EU law update: Ruling on financial aid for students
EC proposes extending tax information exchange
The European Court of Justice has issued a judgment in regard to financial aid for higher-level education which is of particular significance for migrant workers.
Legislation in Luxembourg provides for aid to be granted to students holding either Luxembourg nationality or the nationality of another EU member state, and who are resident in Luxembourg when they are about to embark on higher-education studies. Thus, the children of workers employed in Luxembourg but resident in another member state were denied financial aid.
In a judgment on June 20th, the court held that the condition of residence required by Luxembourg legislation amounts to indirect discrimination on grounds of nationality in so far as it is liable to operate mainly to the detriment of nationals of other member states, as nonresidents are in the majority of cases foreign nationals.

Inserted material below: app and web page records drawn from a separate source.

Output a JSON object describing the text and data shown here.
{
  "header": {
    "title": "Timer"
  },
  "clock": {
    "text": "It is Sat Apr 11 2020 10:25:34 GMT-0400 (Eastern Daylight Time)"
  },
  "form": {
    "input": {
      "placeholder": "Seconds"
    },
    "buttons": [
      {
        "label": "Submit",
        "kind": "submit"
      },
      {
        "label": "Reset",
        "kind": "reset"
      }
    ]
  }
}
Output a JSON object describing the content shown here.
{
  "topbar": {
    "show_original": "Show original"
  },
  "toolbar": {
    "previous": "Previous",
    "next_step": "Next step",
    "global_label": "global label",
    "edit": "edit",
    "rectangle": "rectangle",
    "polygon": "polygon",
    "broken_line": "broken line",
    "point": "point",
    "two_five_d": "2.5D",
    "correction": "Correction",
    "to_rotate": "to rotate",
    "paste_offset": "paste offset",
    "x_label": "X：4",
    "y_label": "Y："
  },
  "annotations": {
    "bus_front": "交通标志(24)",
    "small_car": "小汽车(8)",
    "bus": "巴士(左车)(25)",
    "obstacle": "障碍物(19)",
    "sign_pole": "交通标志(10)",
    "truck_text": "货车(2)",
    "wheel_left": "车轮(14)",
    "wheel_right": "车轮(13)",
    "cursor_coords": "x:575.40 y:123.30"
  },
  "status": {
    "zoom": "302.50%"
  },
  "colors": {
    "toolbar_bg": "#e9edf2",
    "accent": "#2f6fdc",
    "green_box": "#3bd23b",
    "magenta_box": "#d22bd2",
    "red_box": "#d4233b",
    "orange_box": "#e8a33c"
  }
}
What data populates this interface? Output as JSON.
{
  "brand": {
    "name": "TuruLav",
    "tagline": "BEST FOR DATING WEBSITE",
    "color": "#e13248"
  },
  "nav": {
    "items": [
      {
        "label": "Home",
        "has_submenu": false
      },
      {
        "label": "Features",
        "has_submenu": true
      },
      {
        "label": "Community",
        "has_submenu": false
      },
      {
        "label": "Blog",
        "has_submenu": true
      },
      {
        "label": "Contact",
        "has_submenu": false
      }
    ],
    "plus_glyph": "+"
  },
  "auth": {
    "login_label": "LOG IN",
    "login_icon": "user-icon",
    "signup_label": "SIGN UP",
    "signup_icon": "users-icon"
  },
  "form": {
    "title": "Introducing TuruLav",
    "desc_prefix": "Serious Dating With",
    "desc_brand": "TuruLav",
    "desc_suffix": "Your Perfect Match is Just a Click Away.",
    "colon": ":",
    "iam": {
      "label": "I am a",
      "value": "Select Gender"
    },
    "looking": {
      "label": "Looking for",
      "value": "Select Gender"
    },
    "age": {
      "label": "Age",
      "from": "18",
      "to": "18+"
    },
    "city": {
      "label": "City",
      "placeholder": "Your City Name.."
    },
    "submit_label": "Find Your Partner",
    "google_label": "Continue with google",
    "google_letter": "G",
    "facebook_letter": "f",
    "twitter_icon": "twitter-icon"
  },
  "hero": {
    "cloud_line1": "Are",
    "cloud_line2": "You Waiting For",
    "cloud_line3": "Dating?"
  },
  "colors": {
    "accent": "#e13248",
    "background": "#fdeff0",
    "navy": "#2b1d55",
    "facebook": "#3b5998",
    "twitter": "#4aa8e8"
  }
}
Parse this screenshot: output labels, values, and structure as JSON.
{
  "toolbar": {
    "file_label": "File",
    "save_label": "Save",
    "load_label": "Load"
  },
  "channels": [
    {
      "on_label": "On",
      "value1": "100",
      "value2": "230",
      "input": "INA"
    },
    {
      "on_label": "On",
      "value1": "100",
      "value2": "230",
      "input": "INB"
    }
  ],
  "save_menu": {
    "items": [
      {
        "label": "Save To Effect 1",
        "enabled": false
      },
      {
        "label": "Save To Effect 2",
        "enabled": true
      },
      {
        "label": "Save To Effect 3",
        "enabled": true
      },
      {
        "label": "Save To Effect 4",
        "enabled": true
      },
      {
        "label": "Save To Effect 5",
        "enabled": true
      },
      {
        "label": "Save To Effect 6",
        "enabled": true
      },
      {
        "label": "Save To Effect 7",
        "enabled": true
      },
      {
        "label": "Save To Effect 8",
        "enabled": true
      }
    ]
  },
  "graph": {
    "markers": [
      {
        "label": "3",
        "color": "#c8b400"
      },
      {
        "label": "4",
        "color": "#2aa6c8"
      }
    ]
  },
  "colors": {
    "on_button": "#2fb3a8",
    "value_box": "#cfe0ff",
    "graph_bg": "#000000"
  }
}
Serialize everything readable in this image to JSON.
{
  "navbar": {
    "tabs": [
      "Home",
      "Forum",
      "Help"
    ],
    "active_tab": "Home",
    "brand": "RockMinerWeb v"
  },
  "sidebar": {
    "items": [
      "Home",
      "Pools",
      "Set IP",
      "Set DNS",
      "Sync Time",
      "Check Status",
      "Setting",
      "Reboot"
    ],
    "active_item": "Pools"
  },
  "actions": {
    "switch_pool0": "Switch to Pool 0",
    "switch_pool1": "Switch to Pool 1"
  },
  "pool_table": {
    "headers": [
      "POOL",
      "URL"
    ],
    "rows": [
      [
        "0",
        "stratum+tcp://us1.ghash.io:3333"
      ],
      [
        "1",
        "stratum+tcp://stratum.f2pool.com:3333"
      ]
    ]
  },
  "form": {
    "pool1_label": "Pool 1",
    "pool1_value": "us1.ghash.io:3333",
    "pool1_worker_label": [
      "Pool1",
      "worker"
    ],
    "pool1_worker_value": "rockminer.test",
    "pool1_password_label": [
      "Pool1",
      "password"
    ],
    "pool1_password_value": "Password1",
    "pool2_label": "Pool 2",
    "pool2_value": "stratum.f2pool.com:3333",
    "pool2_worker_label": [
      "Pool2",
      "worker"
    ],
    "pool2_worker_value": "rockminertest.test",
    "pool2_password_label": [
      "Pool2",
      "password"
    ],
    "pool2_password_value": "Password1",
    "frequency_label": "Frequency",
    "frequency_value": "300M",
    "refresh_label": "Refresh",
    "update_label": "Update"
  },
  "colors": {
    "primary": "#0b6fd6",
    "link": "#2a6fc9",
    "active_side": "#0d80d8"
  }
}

While the court held that the objective of increasing the proportion of Luxembourg residents who hold a higher-education degree was valid, the condition of residence was too restrictive. The court found that other factors could be taken into account in assessing a student’s level of attachment to Luxembourg and conditions could be adapted to address the special situation of the children of crossborder workers.
In finding that the Luxembourg legislation was contrary to the principle of freedom of movement of workers, the court highlights the importance of member states acting proportionately and also that citizens should be aware of their rights under EU law.
On June 12th, the European Commission proposed extending the automatic exchange of information between EU tax administrations as part of an intensified fight against tax evasion. If these measures are passed, it will lead to the most comprehensive system for the automatic exchange of tax information anywhere in the world.
Currently, the EU directive on savings tax ensures member states collect data on the savings of nonresident individuals and automatically provide this data to the tax authorities of the member states where those individuals reside. The directive on administrative cooperation envisages the automatic exchange of information on other forms of income from January 1st, 2015, namely employment, directors’ fees, life insurance, pensions and property.
The commission’s latest proposal seeks to revise the directive administrative cooperation so that dividends, capital gains, all other forms of financial income and account balances would be subject to automatic information exchange within the EU. If implemented, member states will share as much information among themselves as they have committed to share with the US under the Foreign Account Tax Compliance Act.
Aileen Murtagh is a member of the Irish Society for European Law